DIRECTIONS FOR THIS TASK
Set down each entry exactly as given; pictures should not appear in the copy.

Component data from apps and pages
────────

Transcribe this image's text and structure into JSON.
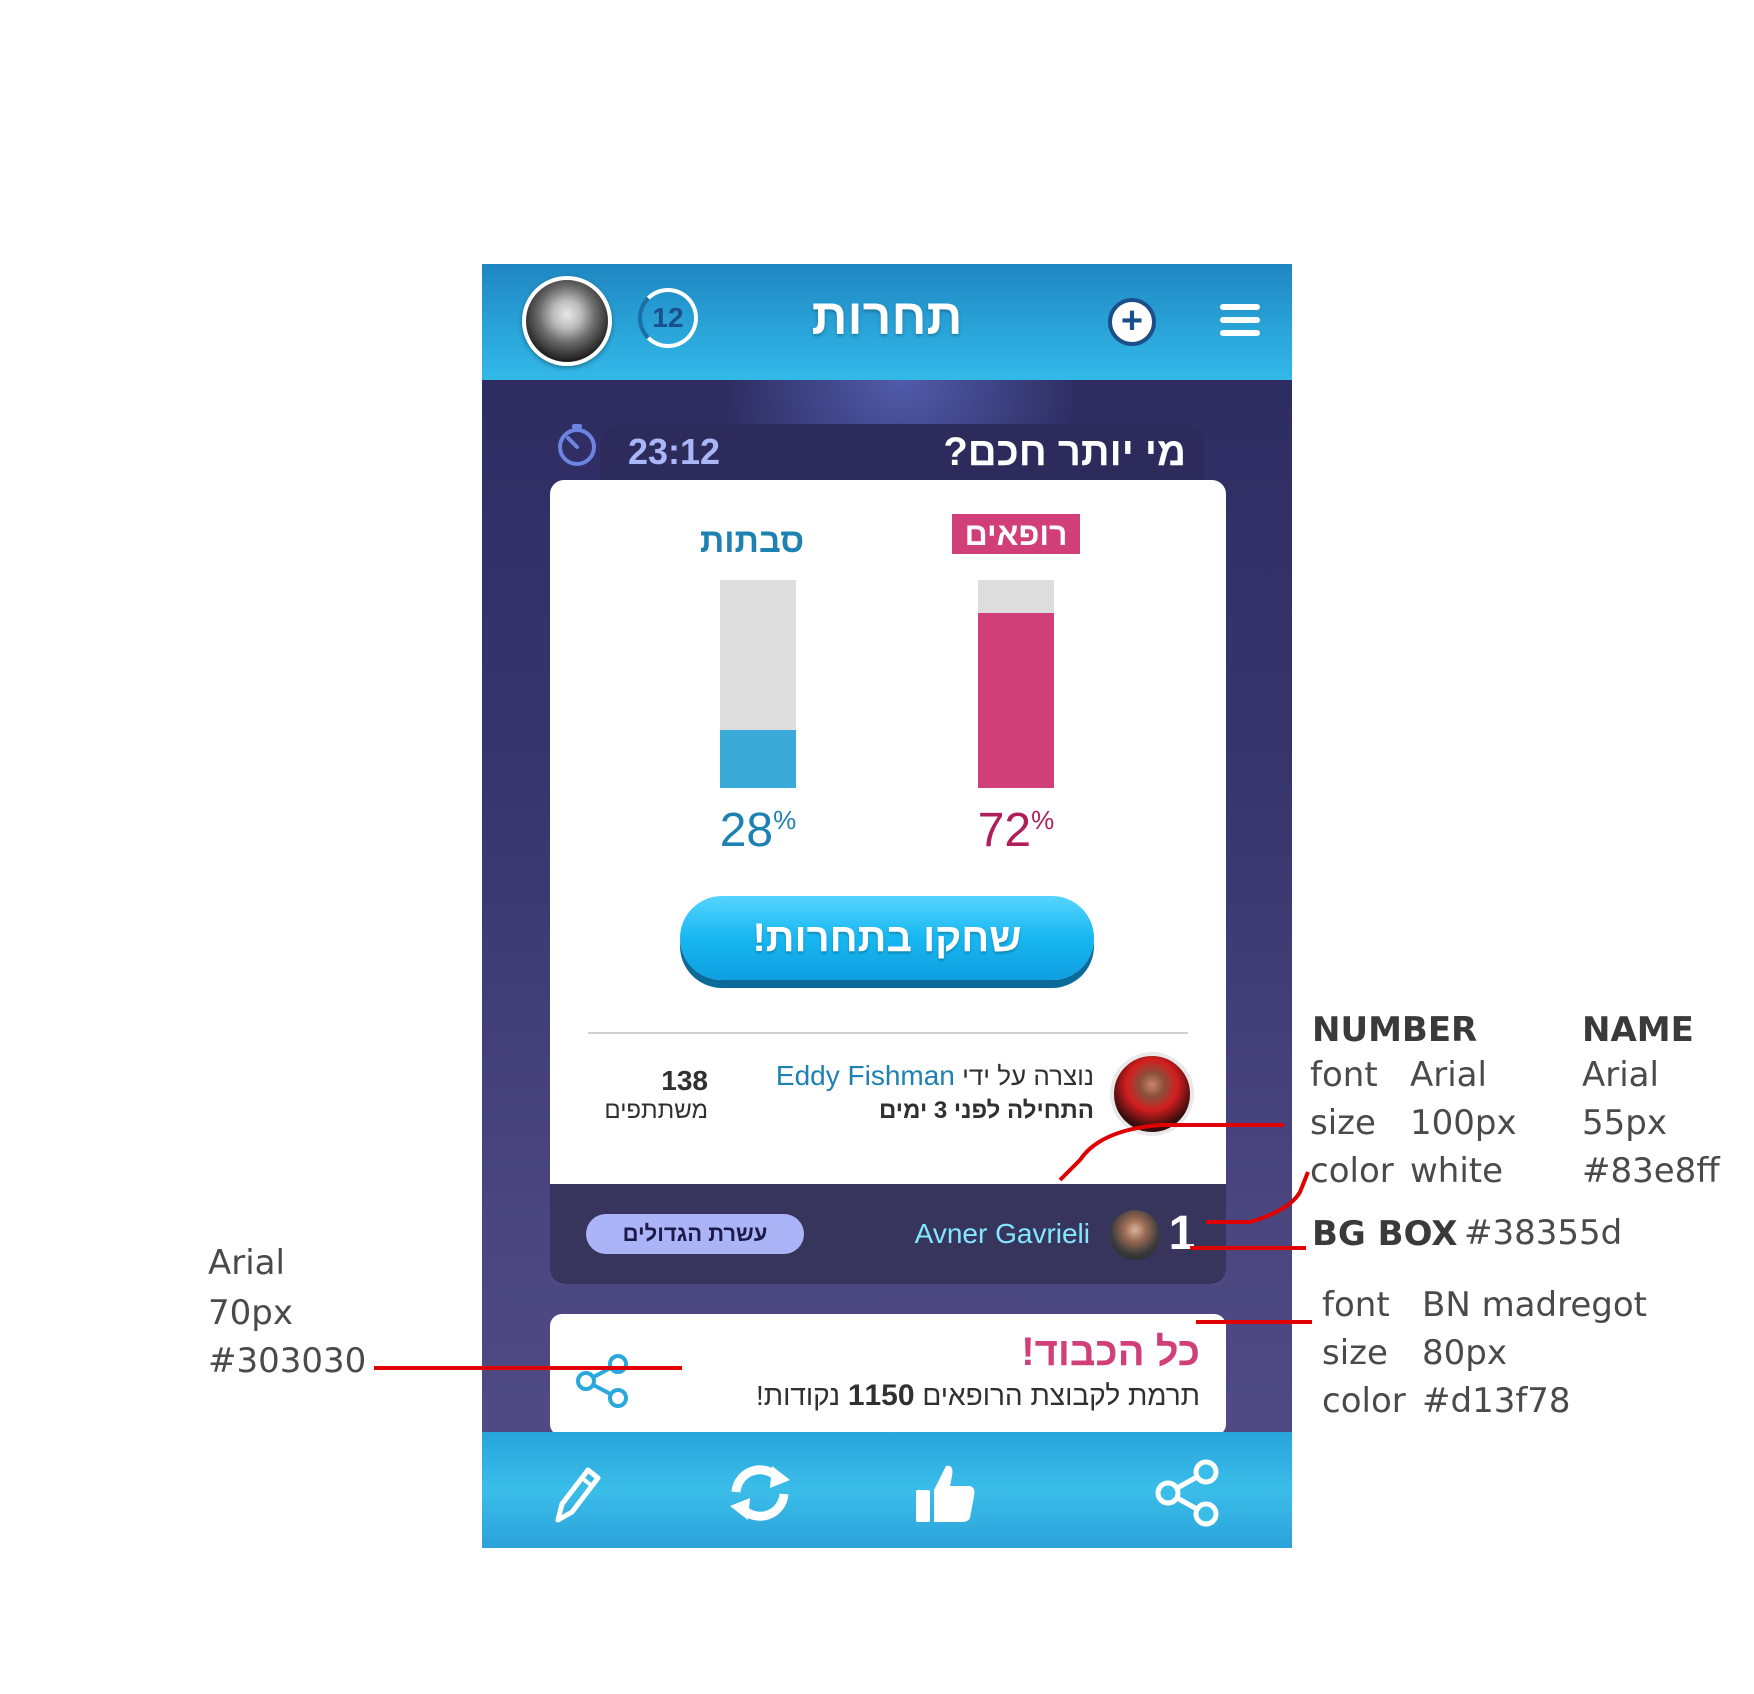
{
  "colors": {
    "header": "#29a3d8",
    "background": "#38356d",
    "accent_pink": "#d13f78",
    "accent_blue": "#1d81b2",
    "name_color": "#83e8ff",
    "leader_bg": "#38355d",
    "text_dark": "#303030"
  },
  "header": {
    "title": "תחרות",
    "notification_count": "12",
    "plus_icon": "plus-circle-icon",
    "menu_icon": "hamburger-menu-icon"
  },
  "quiz": {
    "title": "מי יותר חכם?",
    "timer": "23:12",
    "team_left": {
      "label": "סבתות",
      "percent": "28",
      "percent_sign": "%",
      "color": "#3aaad9"
    },
    "team_right": {
      "label": "רופאים",
      "percent": "72",
      "percent_sign": "%",
      "color": "#d13f78"
    },
    "play_button": "שחקו בתחרות!",
    "creator_prefix": "נוצרה על ידי",
    "creator_name": "Eddy Fishman",
    "started": "התחילה לפני 3 ימים",
    "participants_count": "138",
    "participants_label": "משתתפים"
  },
  "leaderboard": {
    "rank": "1",
    "name": "Avner Gavrieli",
    "top10_button": "עשרת הגדולים"
  },
  "bravo": {
    "title": "כל הכבוד!",
    "text_prefix": "תרמת לקבוצת הרופאים",
    "points": "1150",
    "text_suffix": "נקודות!"
  },
  "bottom_bar": {
    "icons": [
      "pencil-icon",
      "refresh-icon",
      "thumbs-up-icon",
      "share-icon"
    ]
  },
  "annotations": {
    "number_header": "NUMBER",
    "name_header": "NAME",
    "font_label": "font",
    "size_label": "size",
    "color_label": "color",
    "number_font": "Arial",
    "number_size": "100px",
    "number_color": "white",
    "name_font": "Arial",
    "name_size": "55px",
    "name_color": "#83e8ff",
    "bg_box_label": "BG BOX",
    "bg_box_color": "#38355d",
    "title_font": "BN madregot",
    "title_size": "80px",
    "title_color": "#d13f78",
    "sub_font": "Arial",
    "sub_size": "70px",
    "sub_color": "#303030"
  }
}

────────

ANSWER SECTION
Transcribe this image's text and structure into JSON.
{
  "colors": {
    "header": "#29a3d8",
    "background": "#38356d",
    "accent_pink": "#d13f78",
    "accent_blue": "#1d81b2",
    "name_color": "#83e8ff",
    "leader_bg": "#38355d",
    "text_dark": "#303030"
  },
  "header": {
    "title": "תחרות",
    "notification_count": "12",
    "plus_icon": "plus-circle-icon",
    "menu_icon": "hamburger-menu-icon"
  },
  "quiz": {
    "title": "מי יותר חכם?",
    "timer": "23:12",
    "team_left": {
      "label": "סבתות",
      "percent": "28",
      "percent_sign": "%",
      "color": "#3aaad9"
    },
    "team_right": {
      "label": "רופאים",
      "percent": "72",
      "percent_sign": "%",
      "color": "#d13f78"
    },
    "play_button": "שחקו בתחרות!",
    "creator_prefix": "נוצרה על ידי",
    "creator_name": "Eddy Fishman",
    "started": "התחילה לפני 3 ימים",
    "participants_count": "138",
    "participants_label": "משתתפים"
  },
  "leaderboard": {
    "rank": "1",
    "name": "Avner Gavrieli",
    "top10_button": "עשרת הגדולים"
  },
  "bravo": {
    "title": "כל הכבוד!",
    "text_prefix": "תרמת לקבוצת הרופאים",
    "points": "1150",
    "text_suffix": "נקודות!"
  },
  "bottom_bar": {
    "icons": [
      "pencil-icon",
      "refresh-icon",
      "thumbs-up-icon",
      "share-icon"
    ]
  },
  "annotations": {
    "number_header": "NUMBER",
    "name_header": "NAME",
    "font_label": "font",
    "size_label": "size",
    "color_label": "color",
    "number_font": "Arial",
    "number_size": "100px",
    "number_color": "white",
    "name_font": "Arial",
    "name_size": "55px",
    "name_color": "#83e8ff",
    "bg_box_label": "BG BOX",
    "bg_box_color": "#38355d",
    "title_font": "BN madregot",
    "title_size": "80px",
    "title_color": "#d13f78",
    "sub_font": "Arial",
    "sub_size": "70px",
    "sub_color": "#303030"
  }
}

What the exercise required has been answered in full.